→ Dataset excerpts
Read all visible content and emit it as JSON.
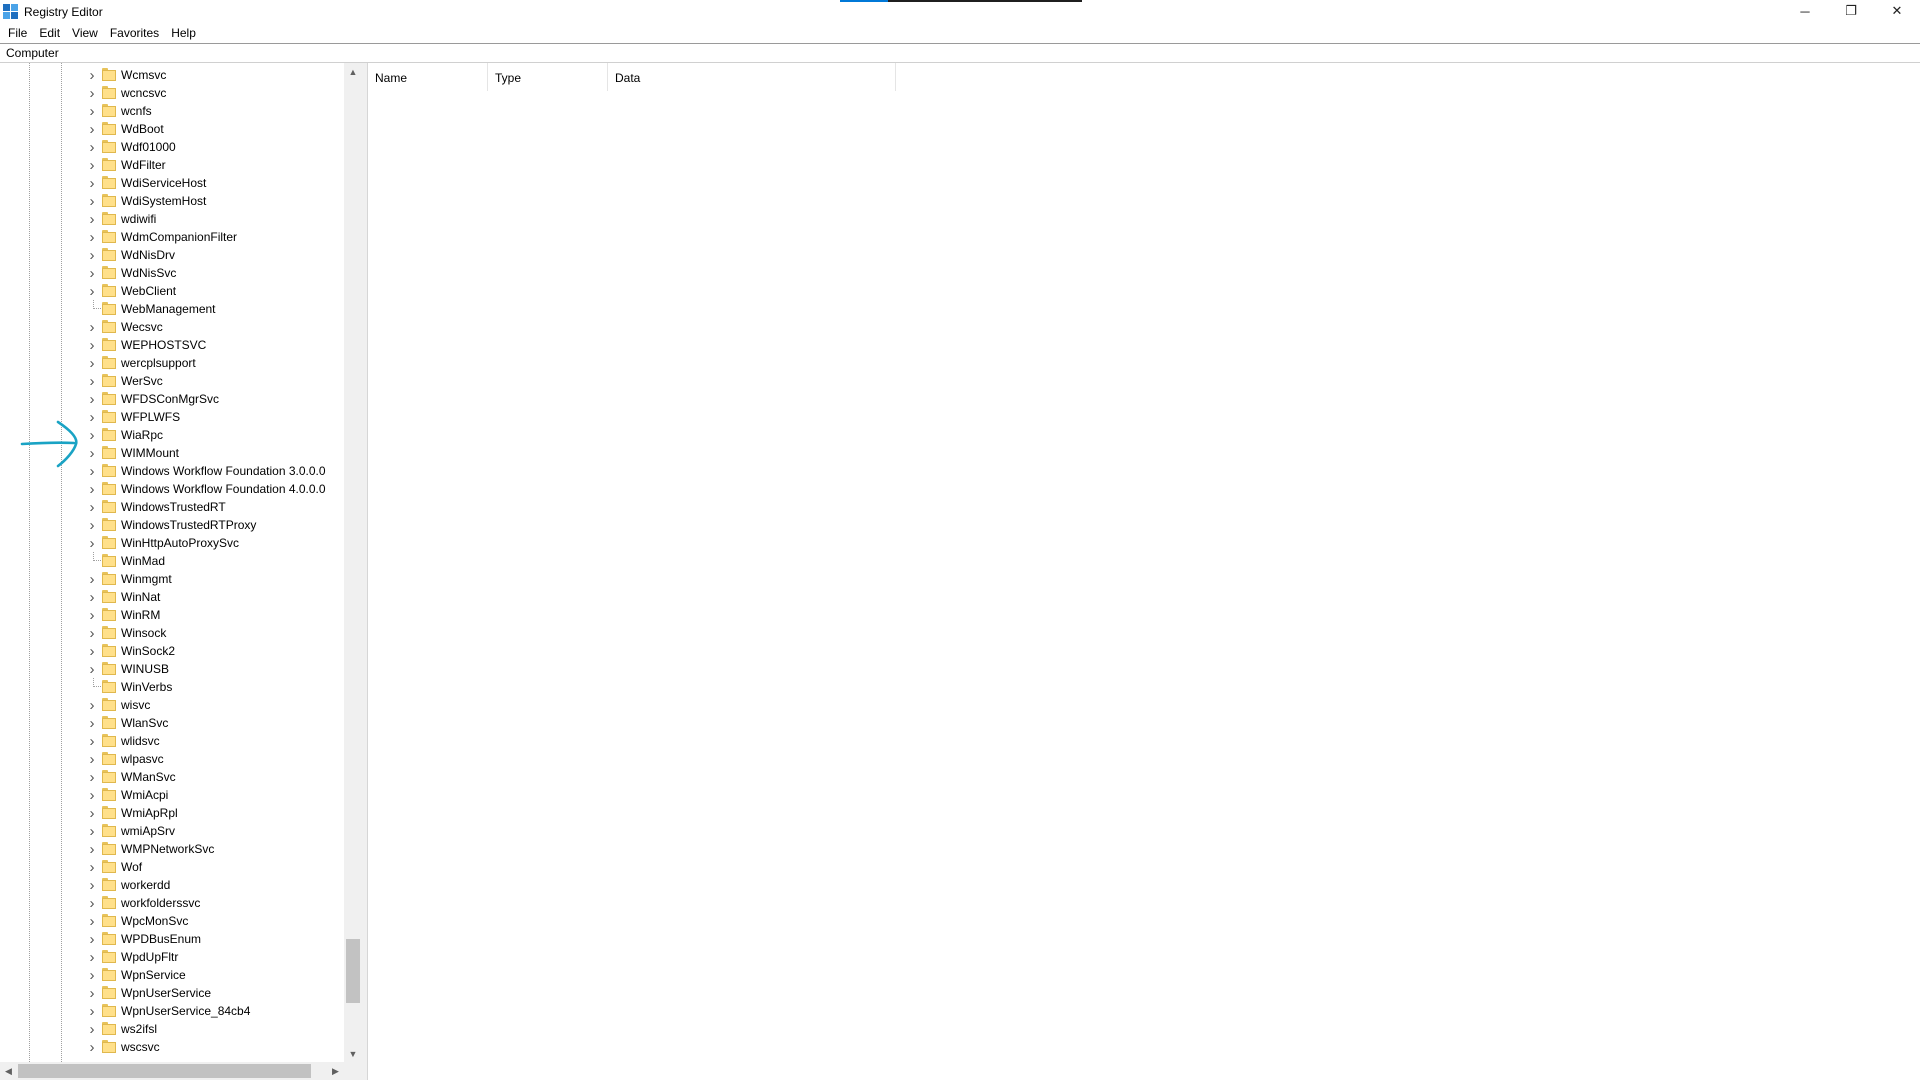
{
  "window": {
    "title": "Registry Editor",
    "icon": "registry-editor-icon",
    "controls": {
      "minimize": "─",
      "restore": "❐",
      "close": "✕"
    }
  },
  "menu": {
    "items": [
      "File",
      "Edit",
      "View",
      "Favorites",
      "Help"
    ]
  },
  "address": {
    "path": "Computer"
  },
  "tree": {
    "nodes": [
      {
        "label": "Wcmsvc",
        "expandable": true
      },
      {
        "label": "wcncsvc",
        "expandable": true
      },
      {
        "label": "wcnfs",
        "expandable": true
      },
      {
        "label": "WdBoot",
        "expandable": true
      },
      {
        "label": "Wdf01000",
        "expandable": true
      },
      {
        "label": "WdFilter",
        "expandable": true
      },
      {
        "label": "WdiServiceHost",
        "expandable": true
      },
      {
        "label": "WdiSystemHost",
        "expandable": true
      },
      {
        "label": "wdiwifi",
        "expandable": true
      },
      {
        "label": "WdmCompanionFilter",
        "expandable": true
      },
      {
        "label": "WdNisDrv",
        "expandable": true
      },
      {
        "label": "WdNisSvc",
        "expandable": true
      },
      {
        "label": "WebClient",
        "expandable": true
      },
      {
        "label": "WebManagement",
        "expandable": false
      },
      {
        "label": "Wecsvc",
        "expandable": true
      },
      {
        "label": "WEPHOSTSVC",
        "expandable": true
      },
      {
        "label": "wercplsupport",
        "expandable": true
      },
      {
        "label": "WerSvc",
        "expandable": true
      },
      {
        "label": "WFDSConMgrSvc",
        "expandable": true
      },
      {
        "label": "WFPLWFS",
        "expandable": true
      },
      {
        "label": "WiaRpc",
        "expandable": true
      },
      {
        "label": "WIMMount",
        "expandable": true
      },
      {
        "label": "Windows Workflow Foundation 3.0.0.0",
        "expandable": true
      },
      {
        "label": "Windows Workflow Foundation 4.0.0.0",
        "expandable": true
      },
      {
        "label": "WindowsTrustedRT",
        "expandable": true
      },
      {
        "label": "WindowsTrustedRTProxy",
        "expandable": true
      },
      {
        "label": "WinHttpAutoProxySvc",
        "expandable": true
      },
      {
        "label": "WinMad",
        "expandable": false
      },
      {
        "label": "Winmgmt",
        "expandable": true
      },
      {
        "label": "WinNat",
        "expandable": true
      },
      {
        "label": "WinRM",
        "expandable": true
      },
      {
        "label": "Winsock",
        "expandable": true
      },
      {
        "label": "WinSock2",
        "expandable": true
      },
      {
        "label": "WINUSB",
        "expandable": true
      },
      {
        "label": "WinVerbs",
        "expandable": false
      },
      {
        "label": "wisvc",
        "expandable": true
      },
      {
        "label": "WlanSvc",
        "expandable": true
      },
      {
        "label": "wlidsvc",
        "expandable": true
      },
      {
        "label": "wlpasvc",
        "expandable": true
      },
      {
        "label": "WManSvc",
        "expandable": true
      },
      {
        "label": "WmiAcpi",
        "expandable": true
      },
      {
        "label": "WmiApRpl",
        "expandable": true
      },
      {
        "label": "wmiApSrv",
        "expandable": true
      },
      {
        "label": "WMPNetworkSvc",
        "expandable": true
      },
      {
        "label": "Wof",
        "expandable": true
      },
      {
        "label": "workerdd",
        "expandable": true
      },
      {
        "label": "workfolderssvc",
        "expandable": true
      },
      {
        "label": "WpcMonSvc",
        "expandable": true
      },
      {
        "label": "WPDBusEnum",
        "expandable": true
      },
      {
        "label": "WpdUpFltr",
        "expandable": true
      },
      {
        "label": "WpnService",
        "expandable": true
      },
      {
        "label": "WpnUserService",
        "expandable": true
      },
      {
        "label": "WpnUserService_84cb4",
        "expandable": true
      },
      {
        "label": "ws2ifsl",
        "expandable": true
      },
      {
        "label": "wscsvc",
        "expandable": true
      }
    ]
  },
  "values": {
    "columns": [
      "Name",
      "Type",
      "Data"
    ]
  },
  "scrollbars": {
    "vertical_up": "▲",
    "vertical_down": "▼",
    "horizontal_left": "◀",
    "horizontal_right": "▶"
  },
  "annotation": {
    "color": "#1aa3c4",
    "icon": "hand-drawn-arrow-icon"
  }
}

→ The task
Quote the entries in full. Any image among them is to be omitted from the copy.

→ Result of this task
Read all visible content and emit it as JSON.
{
  "window": {
    "title": "Registry Editor",
    "icon": "registry-editor-icon",
    "controls": {
      "minimize": "─",
      "restore": "❐",
      "close": "✕"
    }
  },
  "menu": {
    "items": [
      "File",
      "Edit",
      "View",
      "Favorites",
      "Help"
    ]
  },
  "address": {
    "path": "Computer"
  },
  "tree": {
    "nodes": [
      {
        "label": "Wcmsvc",
        "expandable": true
      },
      {
        "label": "wcncsvc",
        "expandable": true
      },
      {
        "label": "wcnfs",
        "expandable": true
      },
      {
        "label": "WdBoot",
        "expandable": true
      },
      {
        "label": "Wdf01000",
        "expandable": true
      },
      {
        "label": "WdFilter",
        "expandable": true
      },
      {
        "label": "WdiServiceHost",
        "expandable": true
      },
      {
        "label": "WdiSystemHost",
        "expandable": true
      },
      {
        "label": "wdiwifi",
        "expandable": true
      },
      {
        "label": "WdmCompanionFilter",
        "expandable": true
      },
      {
        "label": "WdNisDrv",
        "expandable": true
      },
      {
        "label": "WdNisSvc",
        "expandable": true
      },
      {
        "label": "WebClient",
        "expandable": true
      },
      {
        "label": "WebManagement",
        "expandable": false
      },
      {
        "label": "Wecsvc",
        "expandable": true
      },
      {
        "label": "WEPHOSTSVC",
        "expandable": true
      },
      {
        "label": "wercplsupport",
        "expandable": true
      },
      {
        "label": "WerSvc",
        "expandable": true
      },
      {
        "label": "WFDSConMgrSvc",
        "expandable": true
      },
      {
        "label": "WFPLWFS",
        "expandable": true
      },
      {
        "label": "WiaRpc",
        "expandable": true
      },
      {
        "label": "WIMMount",
        "expandable": true
      },
      {
        "label": "Windows Workflow Foundation 3.0.0.0",
        "expandable": true
      },
      {
        "label": "Windows Workflow Foundation 4.0.0.0",
        "expandable": true
      },
      {
        "label": "WindowsTrustedRT",
        "expandable": true
      },
      {
        "label": "WindowsTrustedRTProxy",
        "expandable": true
      },
      {
        "label": "WinHttpAutoProxySvc",
        "expandable": true
      },
      {
        "label": "WinMad",
        "expandable": false
      },
      {
        "label": "Winmgmt",
        "expandable": true
      },
      {
        "label": "WinNat",
        "expandable": true
      },
      {
        "label": "WinRM",
        "expandable": true
      },
      {
        "label": "Winsock",
        "expandable": true
      },
      {
        "label": "WinSock2",
        "expandable": true
      },
      {
        "label": "WINUSB",
        "expandable": true
      },
      {
        "label": "WinVerbs",
        "expandable": false
      },
      {
        "label": "wisvc",
        "expandable": true
      },
      {
        "label": "WlanSvc",
        "expandable": true
      },
      {
        "label": "wlidsvc",
        "expandable": true
      },
      {
        "label": "wlpasvc",
        "expandable": true
      },
      {
        "label": "WManSvc",
        "expandable": true
      },
      {
        "label": "WmiAcpi",
        "expandable": true
      },
      {
        "label": "WmiApRpl",
        "expandable": true
      },
      {
        "label": "wmiApSrv",
        "expandable": true
      },
      {
        "label": "WMPNetworkSvc",
        "expandable": true
      },
      {
        "label": "Wof",
        "expandable": true
      },
      {
        "label": "workerdd",
        "expandable": true
      },
      {
        "label": "workfolderssvc",
        "expandable": true
      },
      {
        "label": "WpcMonSvc",
        "expandable": true
      },
      {
        "label": "WPDBusEnum",
        "expandable": true
      },
      {
        "label": "WpdUpFltr",
        "expandable": true
      },
      {
        "label": "WpnService",
        "expandable": true
      },
      {
        "label": "WpnUserService",
        "expandable": true
      },
      {
        "label": "WpnUserService_84cb4",
        "expandable": true
      },
      {
        "label": "ws2ifsl",
        "expandable": true
      },
      {
        "label": "wscsvc",
        "expandable": true
      }
    ]
  },
  "values": {
    "columns": [
      "Name",
      "Type",
      "Data"
    ]
  },
  "scrollbars": {
    "vertical_up": "▲",
    "vertical_down": "▼",
    "horizontal_left": "◀",
    "horizontal_right": "▶"
  },
  "annotation": {
    "color": "#1aa3c4",
    "icon": "hand-drawn-arrow-icon"
  }
}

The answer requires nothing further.